DESCRIPTION OF THE TASK ::
Copy the listing verbatim, excluding any images found in it.
::::::::
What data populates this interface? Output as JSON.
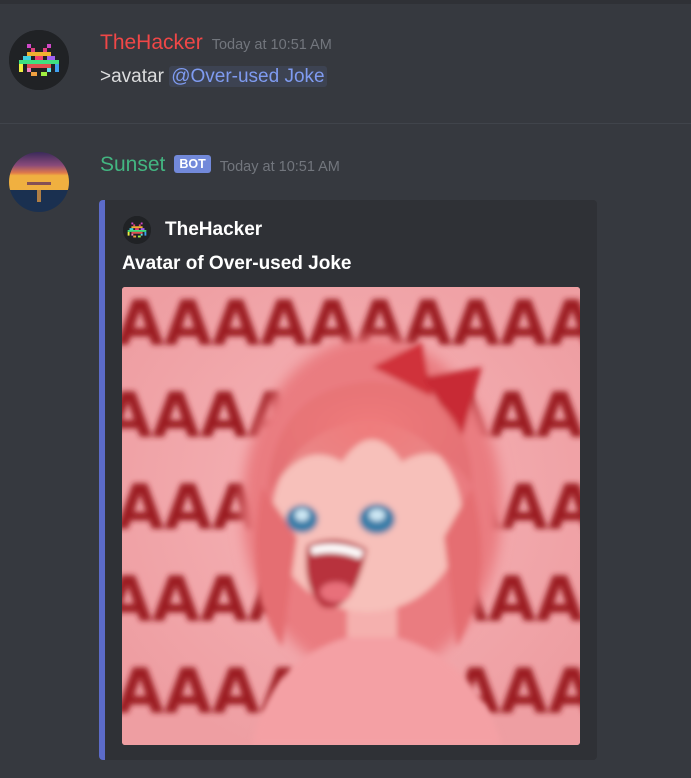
{
  "colors": {
    "background": "#36393f",
    "embed_background": "#2f3136",
    "embed_accent": "#5c6bc8",
    "thehacker_name": "#f04747",
    "sunset_name": "#43b581",
    "mention": "#7f9bf0",
    "timestamp": "#72767d",
    "bot_tag": "#7289da"
  },
  "messages": [
    {
      "author": "TheHacker",
      "timestamp": "Today at 10:51 AM",
      "avatar_icon": "space-invader-icon",
      "text_prefix": ">avatar ",
      "mention": "@Over-used Joke"
    },
    {
      "author": "Sunset",
      "bot_tag": "BOT",
      "timestamp": "Today at 10:51 AM",
      "avatar_icon": "sunset-avatar-icon",
      "embed": {
        "author_name": "TheHacker",
        "author_icon": "space-invader-icon",
        "title": "Avatar of Over-used Joke",
        "image": "screaming-anime-girl-avatar-image",
        "image_text": "AAAAAAAAAAAAAAAAAAAAAAAAAAAAAAAAAAAAAAAA"
      }
    }
  ]
}
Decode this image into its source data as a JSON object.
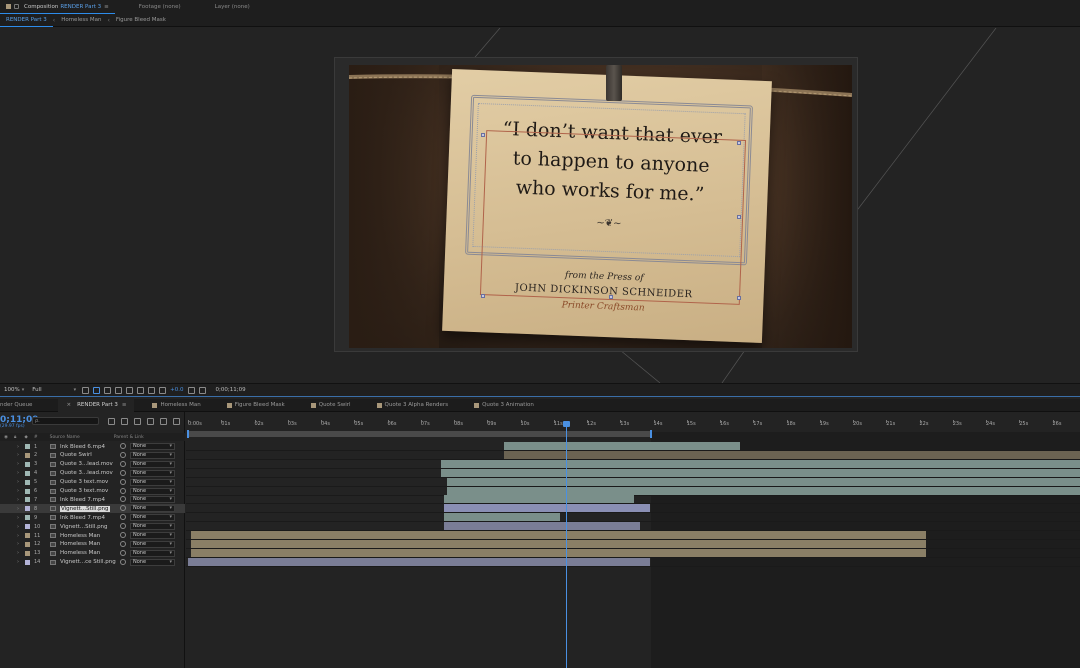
{
  "panel_tabs": {
    "composition_prefix": "Composition",
    "composition_name": "RENDER Part 3",
    "composition_menu": "≡",
    "footage": "Footage (none)",
    "layer": "Layer (none)"
  },
  "breadcrumb": [
    "RENDER Part 3",
    "Homeless Man",
    "Figure Bleed Mask"
  ],
  "viewer": {
    "quote_line1": "“I don’t want that ever",
    "quote_line2": "to happen to anyone",
    "quote_line3": "who works for me.”",
    "flourish": "~❦~",
    "press_from": "from the Press of",
    "press_name": "JOHN DICKINSON SCHNEIDER",
    "press_sub": "Printer Craftsman"
  },
  "viewer_toolbar": {
    "zoom": "100%",
    "resolution": "Full",
    "exposure": "+0.0",
    "timecode": "0;00;11;09"
  },
  "timeline_tabs": [
    {
      "label": "nder Queue"
    },
    {
      "label": "RENDER Part 3",
      "active": true,
      "close": "×",
      "menu": "≡"
    },
    {
      "label": "Homeless Man",
      "color": "#a8977a"
    },
    {
      "label": "Figure Bleed Mask",
      "color": "#a8977a"
    },
    {
      "label": "Quote Swirl",
      "color": "#a8977a"
    },
    {
      "label": "Quote 3 Alpha Renders",
      "color": "#a8977a"
    },
    {
      "label": "Quote 3 Animation",
      "color": "#a8977a"
    }
  ],
  "timeline": {
    "timecode": "0;11;09",
    "fps": "(29.97 fps)",
    "search_placeholder": "ρ.",
    "col_source": "Source Name",
    "col_parent": "Parent & Link",
    "col_num": "#",
    "ruler": [
      "0:00s",
      "01s",
      "02s",
      "03s",
      "04s",
      "05s",
      "06s",
      "07s",
      "08s",
      "09s",
      "10s",
      "11s",
      "12s",
      "13s",
      "14s",
      "15s",
      "16s",
      "17s",
      "18s",
      "19s",
      "20s",
      "21s",
      "22s",
      "23s",
      "24s",
      "25s",
      "26s"
    ],
    "layers": [
      {
        "num": "1",
        "name": "Ink Bleed 6.mp4",
        "parent": "None",
        "label": "#9fb8b4",
        "bar_color": "#7a8f8a",
        "start": 9.5,
        "end": 16.6
      },
      {
        "num": "2",
        "name": "Quote Swirl",
        "parent": "None",
        "label": "#a8977a",
        "bar_color": "#6b6352",
        "start": 9.5,
        "end": 27.0
      },
      {
        "num": "3",
        "name": "Quote 3...lead.mov",
        "parent": "None",
        "label": "#9fb8b4",
        "bar_color": "#7a8f8a",
        "start": 7.6,
        "end": 27.0
      },
      {
        "num": "4",
        "name": "Quote 3...lead.mov",
        "parent": "None",
        "label": "#9fb8b4",
        "bar_color": "#7a8f8a",
        "start": 7.6,
        "end": 27.0
      },
      {
        "num": "5",
        "name": "Quote 3 text.mov",
        "parent": "None",
        "label": "#9fb8b4",
        "bar_color": "#7a8f8a",
        "start": 7.8,
        "end": 27.0
      },
      {
        "num": "6",
        "name": "Quote 3 text.mov",
        "parent": "None",
        "label": "#9fb8b4",
        "bar_color": "#7a8f8a",
        "start": 7.8,
        "end": 27.0
      },
      {
        "num": "7",
        "name": "Ink Bleed 7.mp4",
        "parent": "None",
        "label": "#9fb8b4",
        "bar_color": "#7a8f8a",
        "start": 7.7,
        "end": 13.4
      },
      {
        "num": "8",
        "name": "Vignett...Still.png",
        "parent": "None",
        "label": "#b4b4d8",
        "bar_color": "#8a8fb4",
        "start": 7.7,
        "end": 13.9,
        "selected": true
      },
      {
        "num": "9",
        "name": "Ink Bleed 7.mp4",
        "parent": "None",
        "label": "#9fb8b4",
        "bar_color": "#7a8f8a",
        "start": 7.7,
        "end": 11.2
      },
      {
        "num": "10",
        "name": "Vignett...Still.png",
        "parent": "None",
        "label": "#b4b4d8",
        "bar_color": "#7a7d96",
        "start": 7.7,
        "end": 13.6
      },
      {
        "num": "11",
        "name": "Homeless Man",
        "parent": "None",
        "label": "#a8977a",
        "bar_color": "#8a7f66",
        "start": 0.1,
        "end": 22.2
      },
      {
        "num": "12",
        "name": "Homeless Man",
        "parent": "None",
        "label": "#a8977a",
        "bar_color": "#8a7f66",
        "start": 0.1,
        "end": 22.2
      },
      {
        "num": "13",
        "name": "Homeless Man",
        "parent": "None",
        "label": "#a8977a",
        "bar_color": "#8a7f66",
        "start": 0.1,
        "end": 22.2
      },
      {
        "num": "14",
        "name": "Vignett...ce Still.png",
        "parent": "None",
        "label": "#b4b4d8",
        "bar_color": "#7a7d96",
        "start": 0.0,
        "end": 13.9
      }
    ]
  }
}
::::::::
SOLUTION ::
What data populates this interface? Output as JSON.
{
  "colors": {
    "background": "#36393f",
    "embed_background": "#2f3136",
    "embed_accent": "#5c6bc8",
    "thehacker_name": "#f04747",
    "sunset_name": "#43b581",
    "mention": "#7f9bf0",
    "timestamp": "#72767d",
    "bot_tag": "#7289da"
  },
  "messages": [
    {
      "author": "TheHacker",
      "timestamp": "Today at 10:51 AM",
      "avatar_icon": "space-invader-icon",
      "text_prefix": ">avatar ",
      "mention": "@Over-used Joke"
    },
    {
      "author": "Sunset",
      "bot_tag": "BOT",
      "timestamp": "Today at 10:51 AM",
      "avatar_icon": "sunset-avatar-icon",
      "embed": {
        "author_name": "TheHacker",
        "author_icon": "space-invader-icon",
        "title": "Avatar of Over-used Joke",
        "image": "screaming-anime-girl-avatar-image",
        "image_text": "AAAAAAAAAAAAAAAAAAAAAAAAAAAAAAAAAAAAAAAA"
      }
    }
  ]
}
Decode this image into its source data as a JSON object.
{
  "panel_tabs": {
    "composition_prefix": "Composition",
    "composition_name": "RENDER Part 3",
    "composition_menu": "≡",
    "footage": "Footage (none)",
    "layer": "Layer (none)"
  },
  "breadcrumb": [
    "RENDER Part 3",
    "Homeless Man",
    "Figure Bleed Mask"
  ],
  "viewer": {
    "quote_line1": "“I don’t want that ever",
    "quote_line2": "to happen to anyone",
    "quote_line3": "who works for me.”",
    "flourish": "~❦~",
    "press_from": "from the Press of",
    "press_name": "JOHN DICKINSON SCHNEIDER",
    "press_sub": "Printer Craftsman"
  },
  "viewer_toolbar": {
    "zoom": "100%",
    "resolution": "Full",
    "exposure": "+0.0",
    "timecode": "0;00;11;09"
  },
  "timeline_tabs": [
    {
      "label": "nder Queue"
    },
    {
      "label": "RENDER Part 3",
      "active": true,
      "close": "×",
      "menu": "≡"
    },
    {
      "label": "Homeless Man",
      "color": "#a8977a"
    },
    {
      "label": "Figure Bleed Mask",
      "color": "#a8977a"
    },
    {
      "label": "Quote Swirl",
      "color": "#a8977a"
    },
    {
      "label": "Quote 3 Alpha Renders",
      "color": "#a8977a"
    },
    {
      "label": "Quote 3 Animation",
      "color": "#a8977a"
    }
  ],
  "timeline": {
    "timecode": "0;11;09",
    "fps": "(29.97 fps)",
    "search_placeholder": "ρ.",
    "col_source": "Source Name",
    "col_parent": "Parent & Link",
    "col_num": "#",
    "ruler": [
      "0:00s",
      "01s",
      "02s",
      "03s",
      "04s",
      "05s",
      "06s",
      "07s",
      "08s",
      "09s",
      "10s",
      "11s",
      "12s",
      "13s",
      "14s",
      "15s",
      "16s",
      "17s",
      "18s",
      "19s",
      "20s",
      "21s",
      "22s",
      "23s",
      "24s",
      "25s",
      "26s"
    ],
    "layers": [
      {
        "num": "1",
        "name": "Ink Bleed 6.mp4",
        "parent": "None",
        "label": "#9fb8b4",
        "bar_color": "#7a8f8a",
        "start": 9.5,
        "end": 16.6
      },
      {
        "num": "2",
        "name": "Quote Swirl",
        "parent": "None",
        "label": "#a8977a",
        "bar_color": "#6b6352",
        "start": 9.5,
        "end": 27.0
      },
      {
        "num": "3",
        "name": "Quote 3...lead.mov",
        "parent": "None",
        "label": "#9fb8b4",
        "bar_color": "#7a8f8a",
        "start": 7.6,
        "end": 27.0
      },
      {
        "num": "4",
        "name": "Quote 3...lead.mov",
        "parent": "None",
        "label": "#9fb8b4",
        "bar_color": "#7a8f8a",
        "start": 7.6,
        "end": 27.0
      },
      {
        "num": "5",
        "name": "Quote 3 text.mov",
        "parent": "None",
        "label": "#9fb8b4",
        "bar_color": "#7a8f8a",
        "start": 7.8,
        "end": 27.0
      },
      {
        "num": "6",
        "name": "Quote 3 text.mov",
        "parent": "None",
        "label": "#9fb8b4",
        "bar_color": "#7a8f8a",
        "start": 7.8,
        "end": 27.0
      },
      {
        "num": "7",
        "name": "Ink Bleed 7.mp4",
        "parent": "None",
        "label": "#9fb8b4",
        "bar_color": "#7a8f8a",
        "start": 7.7,
        "end": 13.4
      },
      {
        "num": "8",
        "name": "Vignett...Still.png",
        "parent": "None",
        "label": "#b4b4d8",
        "bar_color": "#8a8fb4",
        "start": 7.7,
        "end": 13.9,
        "selected": true
      },
      {
        "num": "9",
        "name": "Ink Bleed 7.mp4",
        "parent": "None",
        "label": "#9fb8b4",
        "bar_color": "#7a8f8a",
        "start": 7.7,
        "end": 11.2
      },
      {
        "num": "10",
        "name": "Vignett...Still.png",
        "parent": "None",
        "label": "#b4b4d8",
        "bar_color": "#7a7d96",
        "start": 7.7,
        "end": 13.6
      },
      {
        "num": "11",
        "name": "Homeless Man",
        "parent": "None",
        "label": "#a8977a",
        "bar_color": "#8a7f66",
        "start": 0.1,
        "end": 22.2
      },
      {
        "num": "12",
        "name": "Homeless Man",
        "parent": "None",
        "label": "#a8977a",
        "bar_color": "#8a7f66",
        "start": 0.1,
        "end": 22.2
      },
      {
        "num": "13",
        "name": "Homeless Man",
        "parent": "None",
        "label": "#a8977a",
        "bar_color": "#8a7f66",
        "start": 0.1,
        "end": 22.2
      },
      {
        "num": "14",
        "name": "Vignett...ce Still.png",
        "parent": "None",
        "label": "#b4b4d8",
        "bar_color": "#7a7d96",
        "start": 0.0,
        "end": 13.9
      }
    ]
  }
}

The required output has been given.